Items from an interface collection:

▶

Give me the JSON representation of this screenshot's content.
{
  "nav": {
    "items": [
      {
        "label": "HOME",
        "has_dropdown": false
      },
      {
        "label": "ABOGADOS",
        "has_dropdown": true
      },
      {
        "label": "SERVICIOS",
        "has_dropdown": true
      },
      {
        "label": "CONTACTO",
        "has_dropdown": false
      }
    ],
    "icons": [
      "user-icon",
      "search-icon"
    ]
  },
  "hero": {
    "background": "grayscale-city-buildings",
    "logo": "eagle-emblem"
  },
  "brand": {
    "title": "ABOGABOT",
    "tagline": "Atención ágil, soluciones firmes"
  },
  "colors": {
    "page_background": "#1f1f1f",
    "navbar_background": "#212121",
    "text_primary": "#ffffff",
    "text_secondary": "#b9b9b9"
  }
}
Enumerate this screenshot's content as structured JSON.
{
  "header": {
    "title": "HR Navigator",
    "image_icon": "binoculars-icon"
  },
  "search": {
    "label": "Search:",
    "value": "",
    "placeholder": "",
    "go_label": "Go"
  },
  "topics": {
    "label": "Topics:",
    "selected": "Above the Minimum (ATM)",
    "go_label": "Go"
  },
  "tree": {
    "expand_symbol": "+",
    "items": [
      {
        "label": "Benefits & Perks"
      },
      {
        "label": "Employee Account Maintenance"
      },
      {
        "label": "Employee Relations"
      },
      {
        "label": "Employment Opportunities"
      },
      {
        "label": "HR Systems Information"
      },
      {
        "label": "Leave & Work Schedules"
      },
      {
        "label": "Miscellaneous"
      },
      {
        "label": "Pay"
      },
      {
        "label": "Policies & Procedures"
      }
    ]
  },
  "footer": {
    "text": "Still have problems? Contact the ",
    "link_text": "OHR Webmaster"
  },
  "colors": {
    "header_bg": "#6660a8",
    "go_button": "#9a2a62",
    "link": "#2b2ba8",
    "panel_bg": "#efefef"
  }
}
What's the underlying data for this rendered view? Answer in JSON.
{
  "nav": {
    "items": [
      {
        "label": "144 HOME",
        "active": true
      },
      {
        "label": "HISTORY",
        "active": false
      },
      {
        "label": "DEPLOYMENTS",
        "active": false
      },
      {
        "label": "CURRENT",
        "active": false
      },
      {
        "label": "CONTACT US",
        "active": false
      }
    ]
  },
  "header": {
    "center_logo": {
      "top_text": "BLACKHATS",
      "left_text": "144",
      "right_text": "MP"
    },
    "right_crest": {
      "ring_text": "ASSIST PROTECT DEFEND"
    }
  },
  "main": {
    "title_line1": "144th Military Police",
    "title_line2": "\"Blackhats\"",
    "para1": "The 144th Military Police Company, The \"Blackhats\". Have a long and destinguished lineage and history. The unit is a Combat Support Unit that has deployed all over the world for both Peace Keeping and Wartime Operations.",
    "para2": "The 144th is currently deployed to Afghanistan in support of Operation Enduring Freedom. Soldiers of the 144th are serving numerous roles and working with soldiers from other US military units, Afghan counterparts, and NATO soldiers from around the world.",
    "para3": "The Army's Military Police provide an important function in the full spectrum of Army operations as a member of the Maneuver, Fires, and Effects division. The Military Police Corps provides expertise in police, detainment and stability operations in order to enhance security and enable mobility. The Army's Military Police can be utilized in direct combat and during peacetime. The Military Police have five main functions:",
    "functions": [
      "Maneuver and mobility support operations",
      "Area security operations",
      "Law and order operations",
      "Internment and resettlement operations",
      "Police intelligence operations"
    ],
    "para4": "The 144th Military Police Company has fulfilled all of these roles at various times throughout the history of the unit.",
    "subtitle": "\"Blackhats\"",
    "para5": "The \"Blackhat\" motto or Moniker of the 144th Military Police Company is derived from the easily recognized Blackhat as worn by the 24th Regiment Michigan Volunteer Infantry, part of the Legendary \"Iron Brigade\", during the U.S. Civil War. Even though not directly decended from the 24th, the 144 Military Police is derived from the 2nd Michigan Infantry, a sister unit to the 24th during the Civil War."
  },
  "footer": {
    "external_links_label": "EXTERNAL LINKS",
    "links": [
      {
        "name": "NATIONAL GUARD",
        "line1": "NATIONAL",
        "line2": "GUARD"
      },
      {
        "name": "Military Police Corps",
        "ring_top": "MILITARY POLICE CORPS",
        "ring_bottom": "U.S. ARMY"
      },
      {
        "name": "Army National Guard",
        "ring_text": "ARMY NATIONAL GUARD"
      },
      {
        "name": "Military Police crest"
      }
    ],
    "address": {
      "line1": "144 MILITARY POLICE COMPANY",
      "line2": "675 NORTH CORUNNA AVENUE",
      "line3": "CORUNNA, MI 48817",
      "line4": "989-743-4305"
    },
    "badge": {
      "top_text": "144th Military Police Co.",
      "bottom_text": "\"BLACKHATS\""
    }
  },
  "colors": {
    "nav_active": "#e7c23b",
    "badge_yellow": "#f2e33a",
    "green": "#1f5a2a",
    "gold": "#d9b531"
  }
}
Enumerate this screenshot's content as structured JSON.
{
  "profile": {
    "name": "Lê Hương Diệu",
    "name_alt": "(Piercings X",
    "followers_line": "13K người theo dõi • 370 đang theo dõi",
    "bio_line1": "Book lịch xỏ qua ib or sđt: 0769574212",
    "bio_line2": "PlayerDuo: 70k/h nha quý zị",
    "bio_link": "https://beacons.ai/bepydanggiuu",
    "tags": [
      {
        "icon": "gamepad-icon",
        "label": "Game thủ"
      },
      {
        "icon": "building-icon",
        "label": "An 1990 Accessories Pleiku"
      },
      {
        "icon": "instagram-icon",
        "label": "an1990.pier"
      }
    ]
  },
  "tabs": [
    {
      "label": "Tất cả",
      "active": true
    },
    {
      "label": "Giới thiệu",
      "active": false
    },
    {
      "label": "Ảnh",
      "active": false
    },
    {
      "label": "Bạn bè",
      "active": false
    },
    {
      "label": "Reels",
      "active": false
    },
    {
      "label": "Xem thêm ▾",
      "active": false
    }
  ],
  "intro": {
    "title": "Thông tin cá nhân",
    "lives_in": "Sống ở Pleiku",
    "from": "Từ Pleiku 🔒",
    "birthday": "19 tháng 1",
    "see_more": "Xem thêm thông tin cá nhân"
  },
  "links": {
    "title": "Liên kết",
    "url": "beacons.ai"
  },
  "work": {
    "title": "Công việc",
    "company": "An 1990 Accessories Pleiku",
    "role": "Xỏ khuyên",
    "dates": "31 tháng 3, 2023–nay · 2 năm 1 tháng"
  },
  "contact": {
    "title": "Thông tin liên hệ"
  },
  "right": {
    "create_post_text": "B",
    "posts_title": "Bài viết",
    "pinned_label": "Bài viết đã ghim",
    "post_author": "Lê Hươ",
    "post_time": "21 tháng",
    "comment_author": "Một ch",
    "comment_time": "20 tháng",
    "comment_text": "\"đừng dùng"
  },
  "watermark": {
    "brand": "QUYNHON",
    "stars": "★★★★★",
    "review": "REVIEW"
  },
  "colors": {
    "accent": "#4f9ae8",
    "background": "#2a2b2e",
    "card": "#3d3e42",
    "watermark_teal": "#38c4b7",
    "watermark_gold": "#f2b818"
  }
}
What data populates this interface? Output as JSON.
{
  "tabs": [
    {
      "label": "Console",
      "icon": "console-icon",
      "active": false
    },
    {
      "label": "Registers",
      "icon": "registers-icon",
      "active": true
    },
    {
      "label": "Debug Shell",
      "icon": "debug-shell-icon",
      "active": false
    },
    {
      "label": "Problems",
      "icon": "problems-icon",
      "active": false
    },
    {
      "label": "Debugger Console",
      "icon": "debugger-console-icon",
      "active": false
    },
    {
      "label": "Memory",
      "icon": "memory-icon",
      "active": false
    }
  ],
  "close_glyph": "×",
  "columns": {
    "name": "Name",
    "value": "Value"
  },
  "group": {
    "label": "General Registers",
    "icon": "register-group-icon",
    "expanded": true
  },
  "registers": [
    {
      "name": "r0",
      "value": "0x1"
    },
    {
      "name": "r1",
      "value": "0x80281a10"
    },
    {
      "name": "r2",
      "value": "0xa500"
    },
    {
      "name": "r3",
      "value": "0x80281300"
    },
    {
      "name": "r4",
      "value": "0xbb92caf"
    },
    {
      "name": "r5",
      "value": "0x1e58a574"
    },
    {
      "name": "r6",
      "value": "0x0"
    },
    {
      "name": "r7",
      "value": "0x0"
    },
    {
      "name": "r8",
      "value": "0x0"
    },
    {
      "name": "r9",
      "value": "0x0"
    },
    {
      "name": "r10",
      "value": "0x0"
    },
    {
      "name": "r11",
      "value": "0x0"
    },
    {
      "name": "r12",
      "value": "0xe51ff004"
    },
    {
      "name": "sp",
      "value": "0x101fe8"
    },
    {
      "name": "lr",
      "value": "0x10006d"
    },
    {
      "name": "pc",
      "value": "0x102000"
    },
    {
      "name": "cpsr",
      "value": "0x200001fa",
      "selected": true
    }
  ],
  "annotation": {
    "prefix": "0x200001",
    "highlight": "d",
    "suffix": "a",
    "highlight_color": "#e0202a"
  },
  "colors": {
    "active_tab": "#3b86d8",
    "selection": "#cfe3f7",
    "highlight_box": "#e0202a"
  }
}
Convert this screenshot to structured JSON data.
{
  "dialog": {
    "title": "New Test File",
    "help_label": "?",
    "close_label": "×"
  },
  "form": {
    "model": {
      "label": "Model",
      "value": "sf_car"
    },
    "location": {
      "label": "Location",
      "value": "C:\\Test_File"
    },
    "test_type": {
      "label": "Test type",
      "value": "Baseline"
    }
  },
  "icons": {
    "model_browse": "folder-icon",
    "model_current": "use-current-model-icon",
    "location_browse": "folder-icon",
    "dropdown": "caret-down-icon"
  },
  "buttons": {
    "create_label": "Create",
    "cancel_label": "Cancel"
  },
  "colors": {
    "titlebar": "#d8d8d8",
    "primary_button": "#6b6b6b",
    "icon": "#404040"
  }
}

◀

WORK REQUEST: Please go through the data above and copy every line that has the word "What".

ANSWER FOR THE TASK:
What's the underlying data for this rendered view? Answer in JSON.
What data populates this interface? Output as JSON.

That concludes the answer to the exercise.